• **Work required**: Locate each line below that includes "研究背景" and reproduce it.

• **Records for this exercise**:
◆ ◆ ◆ ◆

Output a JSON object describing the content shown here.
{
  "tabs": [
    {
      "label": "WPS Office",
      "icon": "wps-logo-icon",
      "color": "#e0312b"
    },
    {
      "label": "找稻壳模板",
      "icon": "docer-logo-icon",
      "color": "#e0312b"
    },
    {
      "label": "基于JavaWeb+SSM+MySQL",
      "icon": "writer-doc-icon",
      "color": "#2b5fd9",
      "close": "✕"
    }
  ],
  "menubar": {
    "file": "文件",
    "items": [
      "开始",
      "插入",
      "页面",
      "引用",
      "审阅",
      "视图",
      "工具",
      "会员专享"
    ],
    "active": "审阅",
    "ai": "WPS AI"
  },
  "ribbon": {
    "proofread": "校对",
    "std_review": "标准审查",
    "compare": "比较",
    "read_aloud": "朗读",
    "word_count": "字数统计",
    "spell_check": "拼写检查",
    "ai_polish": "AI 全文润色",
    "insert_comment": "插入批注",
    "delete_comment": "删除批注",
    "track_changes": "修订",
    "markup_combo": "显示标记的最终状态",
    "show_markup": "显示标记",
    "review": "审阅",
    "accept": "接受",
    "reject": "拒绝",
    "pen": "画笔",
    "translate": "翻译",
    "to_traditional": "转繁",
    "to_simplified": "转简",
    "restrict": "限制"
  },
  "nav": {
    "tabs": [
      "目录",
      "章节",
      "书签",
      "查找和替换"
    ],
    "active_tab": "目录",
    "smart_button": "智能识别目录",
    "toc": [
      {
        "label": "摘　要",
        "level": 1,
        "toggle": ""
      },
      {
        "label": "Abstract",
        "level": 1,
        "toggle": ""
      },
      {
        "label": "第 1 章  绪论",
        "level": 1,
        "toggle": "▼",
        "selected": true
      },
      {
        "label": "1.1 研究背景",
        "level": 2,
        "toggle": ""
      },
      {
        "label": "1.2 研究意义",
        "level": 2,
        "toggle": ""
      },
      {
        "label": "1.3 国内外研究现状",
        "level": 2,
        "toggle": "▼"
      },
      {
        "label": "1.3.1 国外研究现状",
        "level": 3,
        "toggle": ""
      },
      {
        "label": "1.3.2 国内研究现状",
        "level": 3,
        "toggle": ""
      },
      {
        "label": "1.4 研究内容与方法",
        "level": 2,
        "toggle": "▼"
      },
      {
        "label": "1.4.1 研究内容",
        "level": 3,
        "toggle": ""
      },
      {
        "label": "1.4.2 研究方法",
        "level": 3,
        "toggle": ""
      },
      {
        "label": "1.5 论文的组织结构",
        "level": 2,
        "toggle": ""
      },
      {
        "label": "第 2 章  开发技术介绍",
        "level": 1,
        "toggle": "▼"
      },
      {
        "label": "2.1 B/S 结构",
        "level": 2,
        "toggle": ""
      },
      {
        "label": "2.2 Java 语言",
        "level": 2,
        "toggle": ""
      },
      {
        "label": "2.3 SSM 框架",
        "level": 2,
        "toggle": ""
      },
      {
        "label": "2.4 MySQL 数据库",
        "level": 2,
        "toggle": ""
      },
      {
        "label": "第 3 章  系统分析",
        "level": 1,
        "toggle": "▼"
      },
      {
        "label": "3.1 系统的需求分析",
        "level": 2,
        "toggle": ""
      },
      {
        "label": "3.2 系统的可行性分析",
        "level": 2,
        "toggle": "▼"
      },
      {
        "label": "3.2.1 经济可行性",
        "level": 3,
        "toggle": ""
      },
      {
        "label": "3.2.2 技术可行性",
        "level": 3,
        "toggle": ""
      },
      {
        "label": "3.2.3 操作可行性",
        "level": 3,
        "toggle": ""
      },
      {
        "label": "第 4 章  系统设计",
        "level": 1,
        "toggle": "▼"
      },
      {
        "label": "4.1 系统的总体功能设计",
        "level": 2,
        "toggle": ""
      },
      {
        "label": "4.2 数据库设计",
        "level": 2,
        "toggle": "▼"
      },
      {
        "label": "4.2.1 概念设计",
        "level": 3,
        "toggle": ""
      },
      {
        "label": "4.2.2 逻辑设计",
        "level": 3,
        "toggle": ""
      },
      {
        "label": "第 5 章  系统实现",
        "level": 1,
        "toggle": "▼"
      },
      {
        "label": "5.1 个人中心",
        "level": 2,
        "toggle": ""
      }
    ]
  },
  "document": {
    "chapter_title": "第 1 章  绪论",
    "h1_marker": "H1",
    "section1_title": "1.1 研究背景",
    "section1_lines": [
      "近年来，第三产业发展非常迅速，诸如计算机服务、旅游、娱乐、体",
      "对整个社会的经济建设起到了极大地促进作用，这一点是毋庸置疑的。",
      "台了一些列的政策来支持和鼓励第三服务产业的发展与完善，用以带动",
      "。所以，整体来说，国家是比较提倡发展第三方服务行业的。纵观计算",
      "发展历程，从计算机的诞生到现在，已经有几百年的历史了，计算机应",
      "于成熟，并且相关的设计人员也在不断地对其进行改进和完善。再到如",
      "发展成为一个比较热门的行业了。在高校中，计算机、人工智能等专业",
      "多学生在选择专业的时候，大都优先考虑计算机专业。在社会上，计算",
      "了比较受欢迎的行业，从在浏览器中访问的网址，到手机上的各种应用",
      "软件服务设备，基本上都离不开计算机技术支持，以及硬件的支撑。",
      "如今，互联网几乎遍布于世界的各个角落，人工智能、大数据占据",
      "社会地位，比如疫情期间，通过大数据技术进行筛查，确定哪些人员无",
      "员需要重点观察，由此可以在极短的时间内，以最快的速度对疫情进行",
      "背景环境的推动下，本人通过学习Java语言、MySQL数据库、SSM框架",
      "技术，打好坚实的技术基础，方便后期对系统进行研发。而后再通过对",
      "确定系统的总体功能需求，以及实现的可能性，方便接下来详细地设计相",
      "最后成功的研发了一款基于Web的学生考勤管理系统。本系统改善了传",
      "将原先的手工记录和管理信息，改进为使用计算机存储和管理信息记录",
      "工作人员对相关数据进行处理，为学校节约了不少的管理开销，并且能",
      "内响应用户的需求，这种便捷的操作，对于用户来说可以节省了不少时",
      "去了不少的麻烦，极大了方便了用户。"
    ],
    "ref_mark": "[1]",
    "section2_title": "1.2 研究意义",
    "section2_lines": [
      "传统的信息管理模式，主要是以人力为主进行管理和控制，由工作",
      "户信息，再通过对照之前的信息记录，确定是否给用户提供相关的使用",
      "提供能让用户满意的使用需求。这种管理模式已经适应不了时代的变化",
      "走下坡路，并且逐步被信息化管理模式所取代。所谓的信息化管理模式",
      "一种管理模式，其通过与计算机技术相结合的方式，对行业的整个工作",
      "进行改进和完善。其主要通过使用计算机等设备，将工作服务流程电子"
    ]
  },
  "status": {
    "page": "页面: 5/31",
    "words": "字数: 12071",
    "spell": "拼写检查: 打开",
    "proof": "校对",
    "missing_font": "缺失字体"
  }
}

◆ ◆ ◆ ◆

• **Expected output**:
        "label": "1.1 研究背景",
    "section1_title": "1.1 研究背景",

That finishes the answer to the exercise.